The Loughborough Foundry, Britain’s last remaining large bell foundry, is in danger of closing if it fails to raise nearly five million pounds to restore its deteriorating 19th century buildings. The firm, also called John Taylor & Company, dates back to the 14th century, and the current foundry was built in the Leicestershire town of Loughborough in 1859.
The foundry has cast over 25,000 bells, including “Great Paul,” Britain’s largest bell, which hangs in the tower of St. Paul’s Cathedral in London; the carillon bells of Washington National Cathedral and the carillon bells of many American universities, including Yale, Duke, and UC-Berkeley. The foundry is the world’s largest, and since the closing of London’s Whitechapel Foundry two years ago, it is the only establishment in Britain capable of casting, repairing and rehanging large sets of bells.
The foundry continues to use traditional casting methods, including the burying of each bell in a specially dug pit in the earth of the foundry floor, where it cools for several days after casting. All bells are also hand-tuned. However, the firm also uses state-of-the-art digital modelling that allows it to cast identical copies of older bells, including models produced by its former competitors in the trade. The firm employs 31 people, including four apprentices.
The potential closure is especially worrisome to English change-ringers, who continue the national tradition of ringing “changes” of differently pitched bells in mathematical patterns, producing the peals deeply associated with festive occasions. The Taylor Foundry played an important role in the development of change-ringing, pioneering the five-tone standard system of bell tuning in the nineteenth century that prevails universally today.
John Taylor & Company had experienced major financial pressure in the early 2000’s and was taken under administration in 2008 to prevent financial insolvency. In 2016, the Loughborough Bell Foundry Trust was established to safeguard its future, and the trust holds title to the Foundry buildings, which include Britain’s only museum of bellringing and bell casting and a large bell tower that is more widely used for ringing than any other in the country. The company has relied on funding from historic preservation grantors in the past to repair these unique buildings.

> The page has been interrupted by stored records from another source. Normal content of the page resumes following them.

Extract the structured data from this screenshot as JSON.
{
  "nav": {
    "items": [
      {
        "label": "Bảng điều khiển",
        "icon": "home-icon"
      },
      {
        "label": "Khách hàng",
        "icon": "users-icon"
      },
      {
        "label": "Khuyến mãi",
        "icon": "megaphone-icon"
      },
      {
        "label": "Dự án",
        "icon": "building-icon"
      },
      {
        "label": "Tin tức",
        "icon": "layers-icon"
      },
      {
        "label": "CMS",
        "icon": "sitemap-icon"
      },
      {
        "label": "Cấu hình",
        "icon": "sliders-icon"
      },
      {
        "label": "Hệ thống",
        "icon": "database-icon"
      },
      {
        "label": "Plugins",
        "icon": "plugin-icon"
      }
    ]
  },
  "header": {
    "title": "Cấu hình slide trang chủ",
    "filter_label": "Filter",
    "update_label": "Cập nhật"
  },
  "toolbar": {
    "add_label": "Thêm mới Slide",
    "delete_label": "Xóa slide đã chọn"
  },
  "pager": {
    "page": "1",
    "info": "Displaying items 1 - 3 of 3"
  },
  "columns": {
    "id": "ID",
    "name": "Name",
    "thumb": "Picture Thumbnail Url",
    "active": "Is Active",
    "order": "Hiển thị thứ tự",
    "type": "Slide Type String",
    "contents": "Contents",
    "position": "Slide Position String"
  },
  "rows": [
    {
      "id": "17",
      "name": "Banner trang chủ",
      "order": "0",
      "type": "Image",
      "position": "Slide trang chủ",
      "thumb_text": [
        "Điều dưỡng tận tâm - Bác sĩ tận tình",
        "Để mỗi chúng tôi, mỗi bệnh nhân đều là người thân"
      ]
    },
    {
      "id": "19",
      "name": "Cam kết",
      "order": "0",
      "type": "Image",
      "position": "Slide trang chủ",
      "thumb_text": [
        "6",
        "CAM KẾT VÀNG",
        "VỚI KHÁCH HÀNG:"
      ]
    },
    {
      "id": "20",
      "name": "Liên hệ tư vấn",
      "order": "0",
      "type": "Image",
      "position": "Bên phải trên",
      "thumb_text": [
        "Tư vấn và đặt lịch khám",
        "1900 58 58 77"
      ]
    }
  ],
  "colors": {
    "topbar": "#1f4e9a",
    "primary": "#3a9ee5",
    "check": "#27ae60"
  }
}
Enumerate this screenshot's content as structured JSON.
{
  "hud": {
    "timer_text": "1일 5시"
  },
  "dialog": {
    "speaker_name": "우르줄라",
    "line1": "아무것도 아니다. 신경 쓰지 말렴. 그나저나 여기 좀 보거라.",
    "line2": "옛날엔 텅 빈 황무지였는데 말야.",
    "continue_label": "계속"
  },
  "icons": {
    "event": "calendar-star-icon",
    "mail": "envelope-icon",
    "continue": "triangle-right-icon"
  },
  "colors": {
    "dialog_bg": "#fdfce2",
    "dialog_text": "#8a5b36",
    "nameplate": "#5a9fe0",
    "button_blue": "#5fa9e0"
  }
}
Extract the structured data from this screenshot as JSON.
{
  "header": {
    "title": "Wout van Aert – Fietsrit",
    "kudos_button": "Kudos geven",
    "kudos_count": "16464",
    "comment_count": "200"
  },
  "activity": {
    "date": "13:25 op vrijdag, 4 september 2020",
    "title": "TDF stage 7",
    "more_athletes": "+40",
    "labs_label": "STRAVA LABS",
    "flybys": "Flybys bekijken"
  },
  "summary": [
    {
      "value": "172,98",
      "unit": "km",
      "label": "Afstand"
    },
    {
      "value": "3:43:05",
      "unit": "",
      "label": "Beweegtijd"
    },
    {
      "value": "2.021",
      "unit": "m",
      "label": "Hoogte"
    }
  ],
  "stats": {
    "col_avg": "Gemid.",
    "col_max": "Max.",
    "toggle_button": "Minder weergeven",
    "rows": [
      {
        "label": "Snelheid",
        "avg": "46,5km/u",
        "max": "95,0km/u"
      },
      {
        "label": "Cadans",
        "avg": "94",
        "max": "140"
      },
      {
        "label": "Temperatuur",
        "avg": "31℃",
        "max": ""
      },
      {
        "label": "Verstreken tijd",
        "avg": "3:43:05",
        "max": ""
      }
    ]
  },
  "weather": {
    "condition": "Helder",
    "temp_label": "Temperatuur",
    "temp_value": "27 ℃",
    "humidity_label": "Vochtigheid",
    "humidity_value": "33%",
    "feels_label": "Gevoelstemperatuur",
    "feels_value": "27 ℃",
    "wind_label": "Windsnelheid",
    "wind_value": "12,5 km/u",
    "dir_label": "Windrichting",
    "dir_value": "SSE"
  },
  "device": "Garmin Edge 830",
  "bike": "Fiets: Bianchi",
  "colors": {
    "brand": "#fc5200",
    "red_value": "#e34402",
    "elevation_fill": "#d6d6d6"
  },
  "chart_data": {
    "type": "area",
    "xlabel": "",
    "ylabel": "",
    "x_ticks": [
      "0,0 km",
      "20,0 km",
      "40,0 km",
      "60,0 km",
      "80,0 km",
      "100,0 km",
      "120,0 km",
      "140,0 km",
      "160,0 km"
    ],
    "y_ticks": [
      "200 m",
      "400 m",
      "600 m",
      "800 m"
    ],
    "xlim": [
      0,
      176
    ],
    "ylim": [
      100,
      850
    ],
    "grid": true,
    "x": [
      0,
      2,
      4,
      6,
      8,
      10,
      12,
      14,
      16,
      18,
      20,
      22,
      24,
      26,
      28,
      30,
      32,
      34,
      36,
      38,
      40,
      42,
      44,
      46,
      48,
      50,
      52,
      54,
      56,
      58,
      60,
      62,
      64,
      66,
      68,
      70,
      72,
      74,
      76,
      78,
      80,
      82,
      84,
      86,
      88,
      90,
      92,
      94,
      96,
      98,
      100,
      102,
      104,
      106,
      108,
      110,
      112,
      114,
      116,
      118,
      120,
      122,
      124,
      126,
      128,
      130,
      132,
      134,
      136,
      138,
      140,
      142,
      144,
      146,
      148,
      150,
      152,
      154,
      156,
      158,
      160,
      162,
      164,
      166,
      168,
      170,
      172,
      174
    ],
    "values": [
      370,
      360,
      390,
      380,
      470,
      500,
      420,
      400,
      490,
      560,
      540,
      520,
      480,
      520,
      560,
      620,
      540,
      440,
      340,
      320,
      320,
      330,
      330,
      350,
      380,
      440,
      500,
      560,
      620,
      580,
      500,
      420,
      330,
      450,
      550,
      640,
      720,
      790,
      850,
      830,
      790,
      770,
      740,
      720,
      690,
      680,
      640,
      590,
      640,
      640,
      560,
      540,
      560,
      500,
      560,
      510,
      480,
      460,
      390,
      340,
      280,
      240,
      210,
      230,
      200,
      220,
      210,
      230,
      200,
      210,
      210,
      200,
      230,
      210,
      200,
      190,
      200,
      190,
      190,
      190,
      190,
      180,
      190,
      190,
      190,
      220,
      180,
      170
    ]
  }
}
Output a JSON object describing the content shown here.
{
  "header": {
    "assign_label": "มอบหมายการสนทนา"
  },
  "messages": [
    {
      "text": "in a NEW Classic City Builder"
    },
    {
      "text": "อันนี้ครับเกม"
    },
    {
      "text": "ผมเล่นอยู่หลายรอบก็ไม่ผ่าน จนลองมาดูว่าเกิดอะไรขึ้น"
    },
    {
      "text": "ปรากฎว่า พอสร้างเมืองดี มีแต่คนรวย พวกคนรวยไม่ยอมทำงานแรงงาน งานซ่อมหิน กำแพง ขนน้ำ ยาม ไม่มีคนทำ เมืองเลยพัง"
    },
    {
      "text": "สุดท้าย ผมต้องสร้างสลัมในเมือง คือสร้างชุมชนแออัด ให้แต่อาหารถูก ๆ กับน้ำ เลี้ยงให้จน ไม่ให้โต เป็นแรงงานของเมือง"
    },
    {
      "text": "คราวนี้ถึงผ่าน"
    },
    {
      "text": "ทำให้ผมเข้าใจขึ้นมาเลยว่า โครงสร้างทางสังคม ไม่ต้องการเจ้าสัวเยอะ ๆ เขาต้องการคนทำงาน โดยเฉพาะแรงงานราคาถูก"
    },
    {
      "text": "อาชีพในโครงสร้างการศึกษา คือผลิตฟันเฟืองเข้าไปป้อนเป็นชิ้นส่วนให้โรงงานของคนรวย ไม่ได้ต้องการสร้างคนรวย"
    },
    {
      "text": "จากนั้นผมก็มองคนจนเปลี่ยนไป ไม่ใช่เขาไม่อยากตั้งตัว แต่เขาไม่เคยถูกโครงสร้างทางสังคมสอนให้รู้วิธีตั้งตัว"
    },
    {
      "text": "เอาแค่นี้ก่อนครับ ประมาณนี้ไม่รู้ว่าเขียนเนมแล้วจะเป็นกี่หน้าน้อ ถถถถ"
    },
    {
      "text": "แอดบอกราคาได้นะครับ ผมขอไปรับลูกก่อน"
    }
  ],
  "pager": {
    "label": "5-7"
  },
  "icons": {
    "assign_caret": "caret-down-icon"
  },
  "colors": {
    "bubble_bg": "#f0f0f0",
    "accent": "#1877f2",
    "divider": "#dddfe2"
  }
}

The Trust is hoping to secure a 3.7 million pound grant from Britain’s Heritage Lottery Fund, but it must secure donations of a million pounds to qualify. Andrew Wilby, a trustee, told The Church Times, “At least 20 million people in Britain and hundreds of millions worldwide hear a Taylor bell every day, with generations experiencing a ring of Taylor bells to mark significant events such as weddings, funerals, and moments of national importance. Our vision is for Loughborough Bell Foundry to become the global center for the art of bell-making and learning, and to secure the legacy of its bells to make sure future generations on every continent can be brought together by a ‘ring of Taylor bells.’ … We have already lost one bell foundry within the last two years — let’s not lose the last.”